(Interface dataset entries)
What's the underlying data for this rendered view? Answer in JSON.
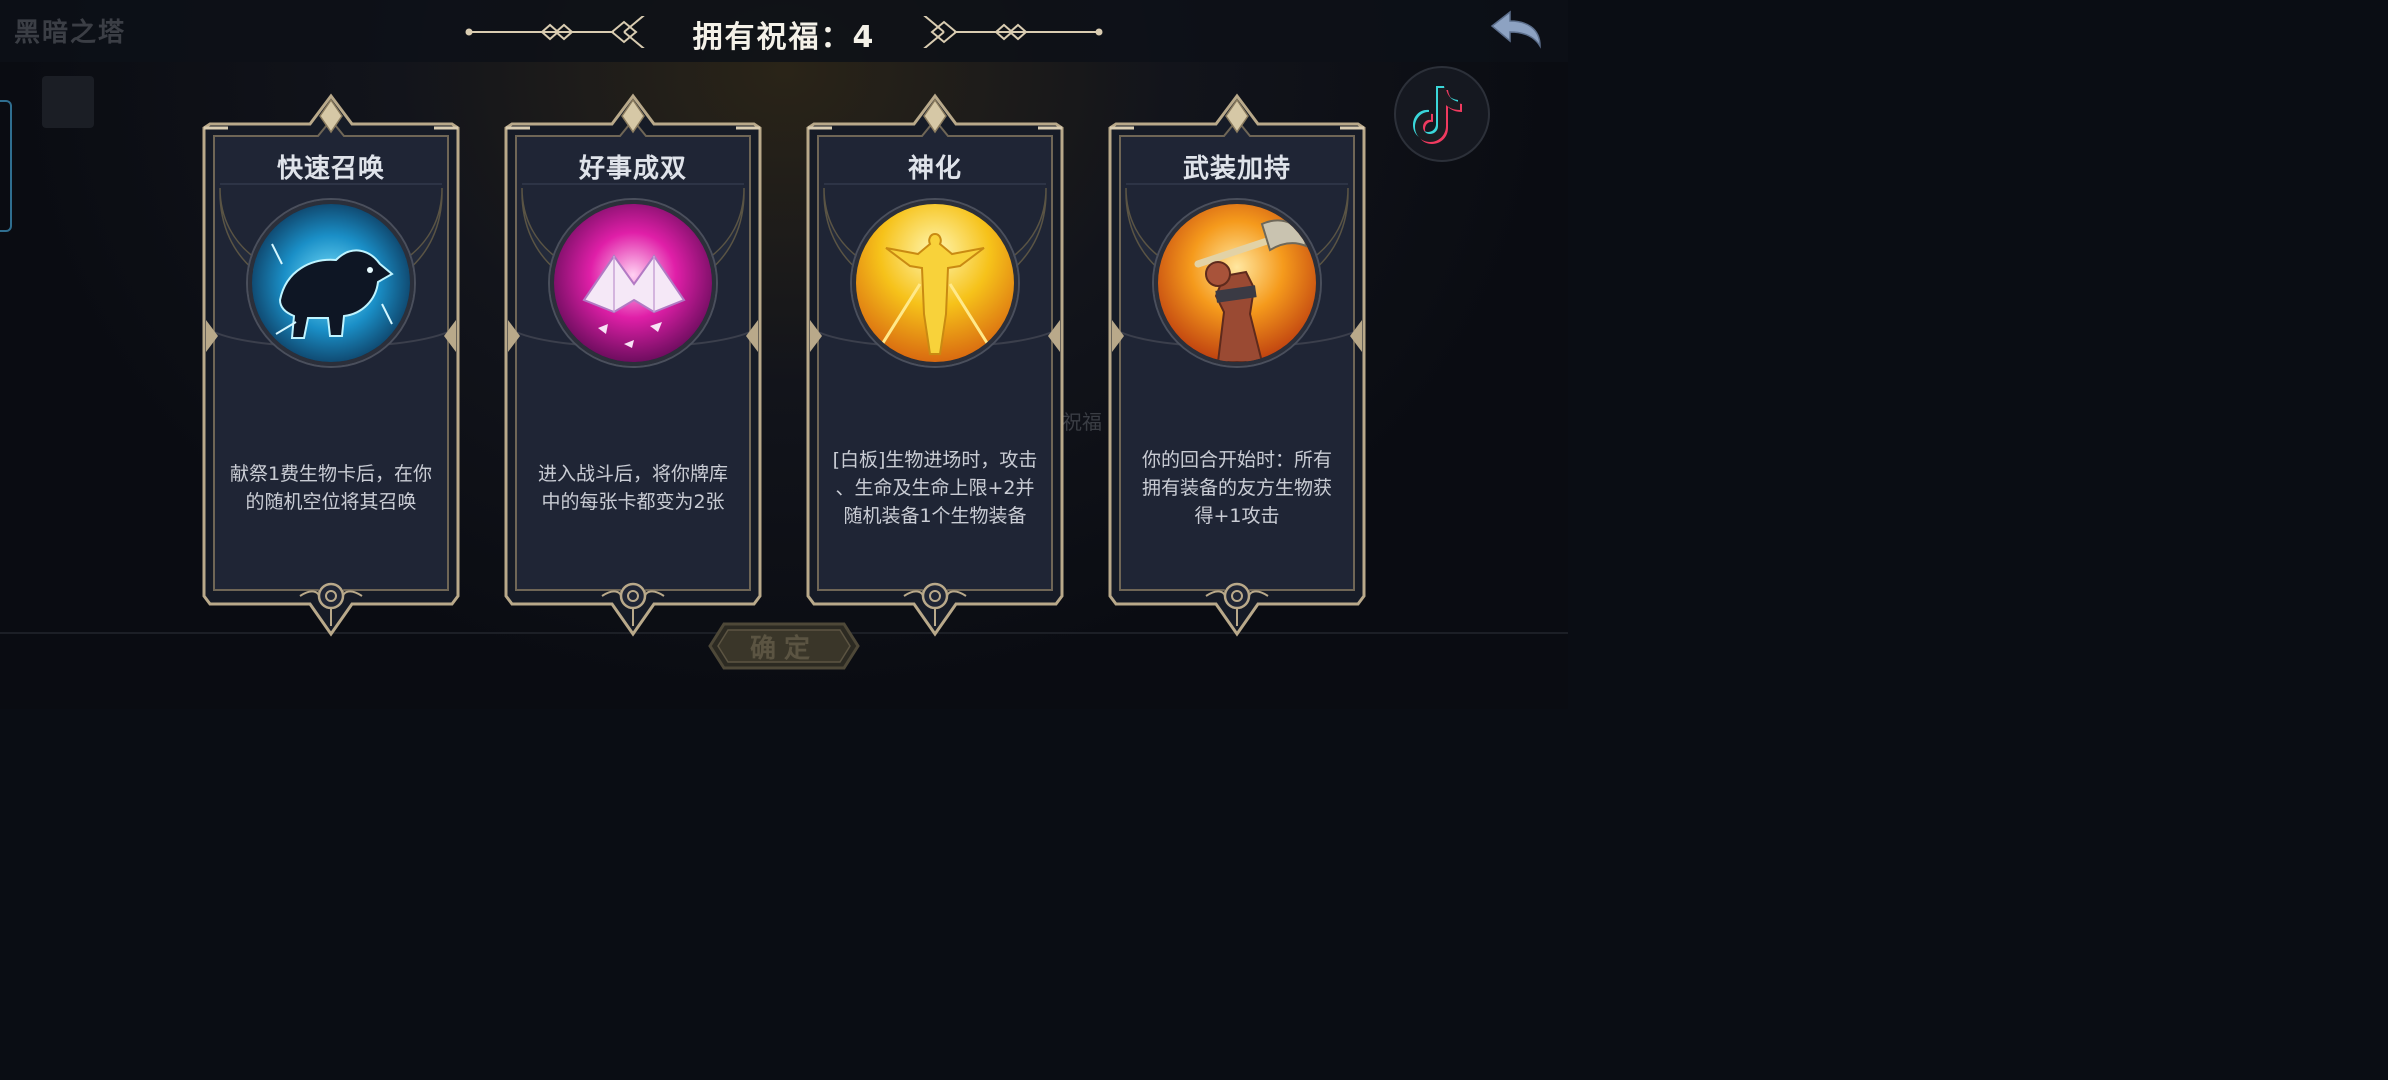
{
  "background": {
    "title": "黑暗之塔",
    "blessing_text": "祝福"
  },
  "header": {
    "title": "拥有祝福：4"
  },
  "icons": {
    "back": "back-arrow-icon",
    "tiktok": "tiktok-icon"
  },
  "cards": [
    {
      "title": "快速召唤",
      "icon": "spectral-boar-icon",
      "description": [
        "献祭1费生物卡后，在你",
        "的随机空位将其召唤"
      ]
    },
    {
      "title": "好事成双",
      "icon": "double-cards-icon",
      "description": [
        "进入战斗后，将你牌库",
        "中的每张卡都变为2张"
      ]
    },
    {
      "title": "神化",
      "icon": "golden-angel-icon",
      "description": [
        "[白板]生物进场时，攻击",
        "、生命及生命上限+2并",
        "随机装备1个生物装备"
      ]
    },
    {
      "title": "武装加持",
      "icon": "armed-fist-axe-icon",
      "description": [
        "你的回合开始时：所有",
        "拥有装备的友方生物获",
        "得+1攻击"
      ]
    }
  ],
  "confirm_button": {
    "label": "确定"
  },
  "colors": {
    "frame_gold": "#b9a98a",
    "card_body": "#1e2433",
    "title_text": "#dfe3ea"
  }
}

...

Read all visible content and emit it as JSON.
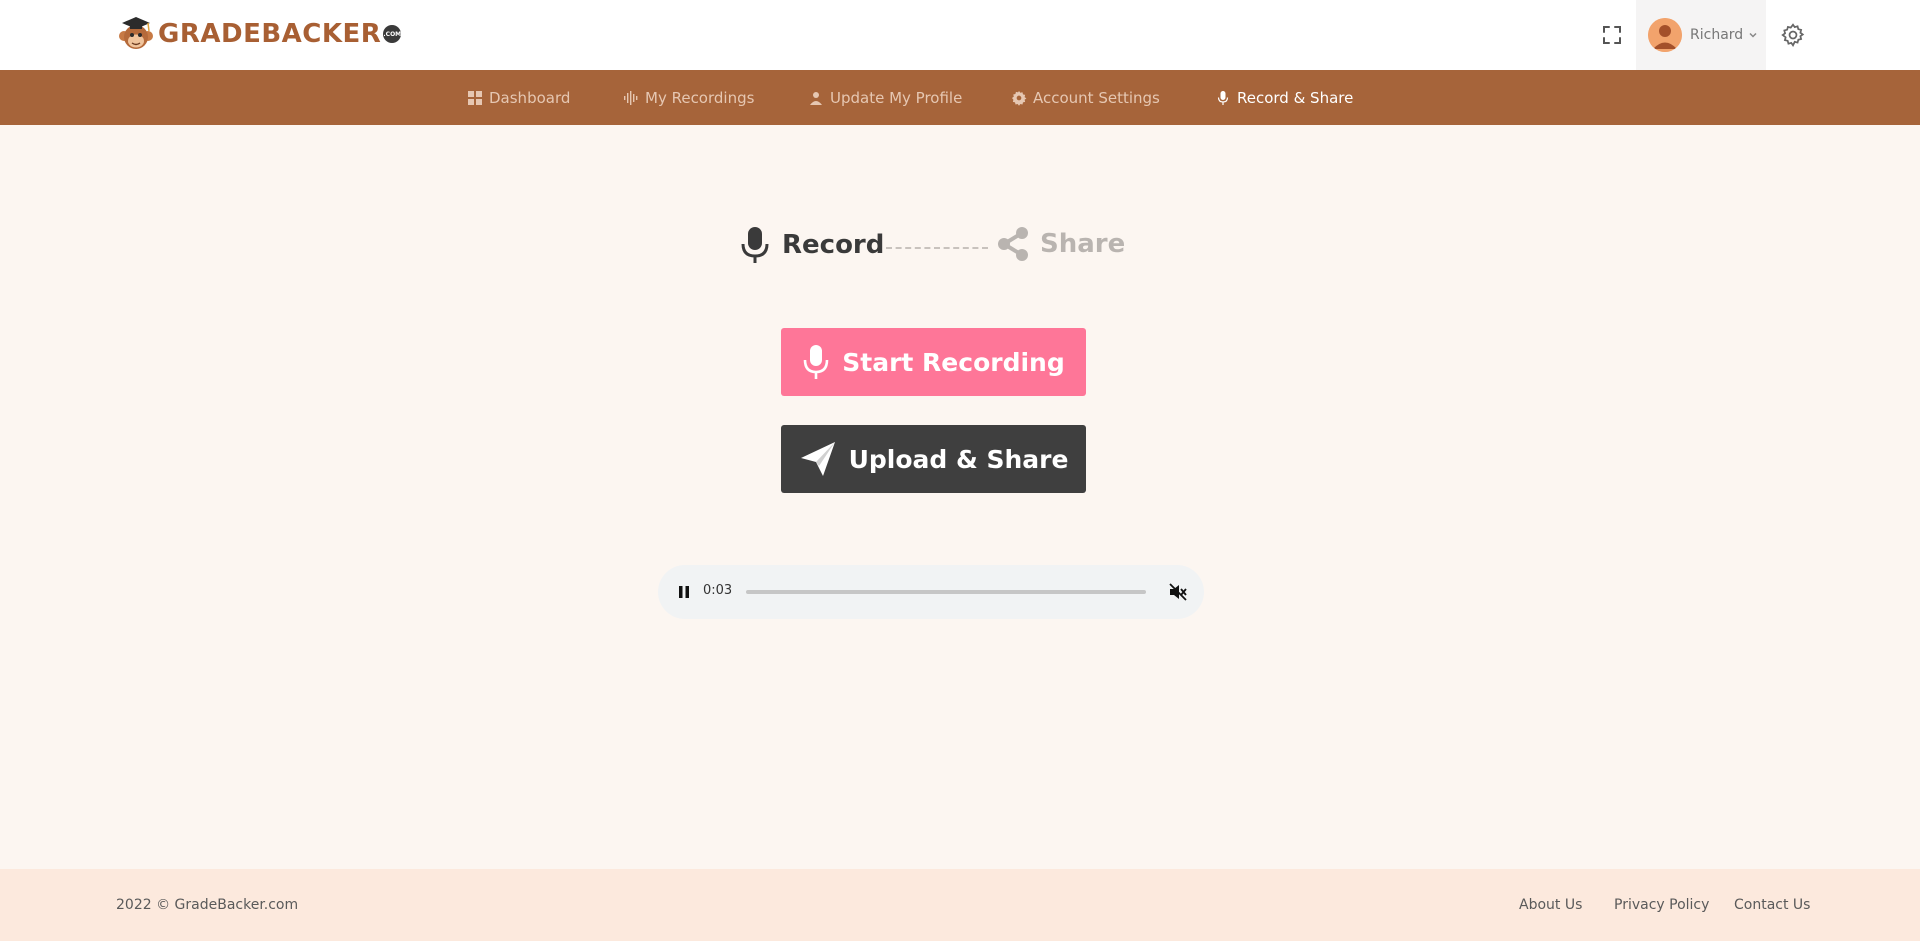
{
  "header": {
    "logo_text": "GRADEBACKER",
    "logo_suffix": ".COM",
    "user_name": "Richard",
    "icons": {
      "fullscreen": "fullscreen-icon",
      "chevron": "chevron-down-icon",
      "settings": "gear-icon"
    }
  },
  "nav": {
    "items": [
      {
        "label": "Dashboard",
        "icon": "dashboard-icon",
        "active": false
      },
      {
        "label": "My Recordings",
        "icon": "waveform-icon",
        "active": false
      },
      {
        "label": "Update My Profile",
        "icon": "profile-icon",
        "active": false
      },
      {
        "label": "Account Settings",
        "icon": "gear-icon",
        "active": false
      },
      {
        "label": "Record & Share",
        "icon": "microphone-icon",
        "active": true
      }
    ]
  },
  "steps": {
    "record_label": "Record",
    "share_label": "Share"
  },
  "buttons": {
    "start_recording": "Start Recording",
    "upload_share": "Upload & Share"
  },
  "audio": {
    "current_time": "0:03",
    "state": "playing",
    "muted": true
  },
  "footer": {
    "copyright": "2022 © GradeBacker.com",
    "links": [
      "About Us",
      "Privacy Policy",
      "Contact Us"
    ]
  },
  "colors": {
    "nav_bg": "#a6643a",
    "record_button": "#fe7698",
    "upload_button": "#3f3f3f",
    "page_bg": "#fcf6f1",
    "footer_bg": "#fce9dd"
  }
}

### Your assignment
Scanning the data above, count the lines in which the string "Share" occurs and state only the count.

### Exercise solution
3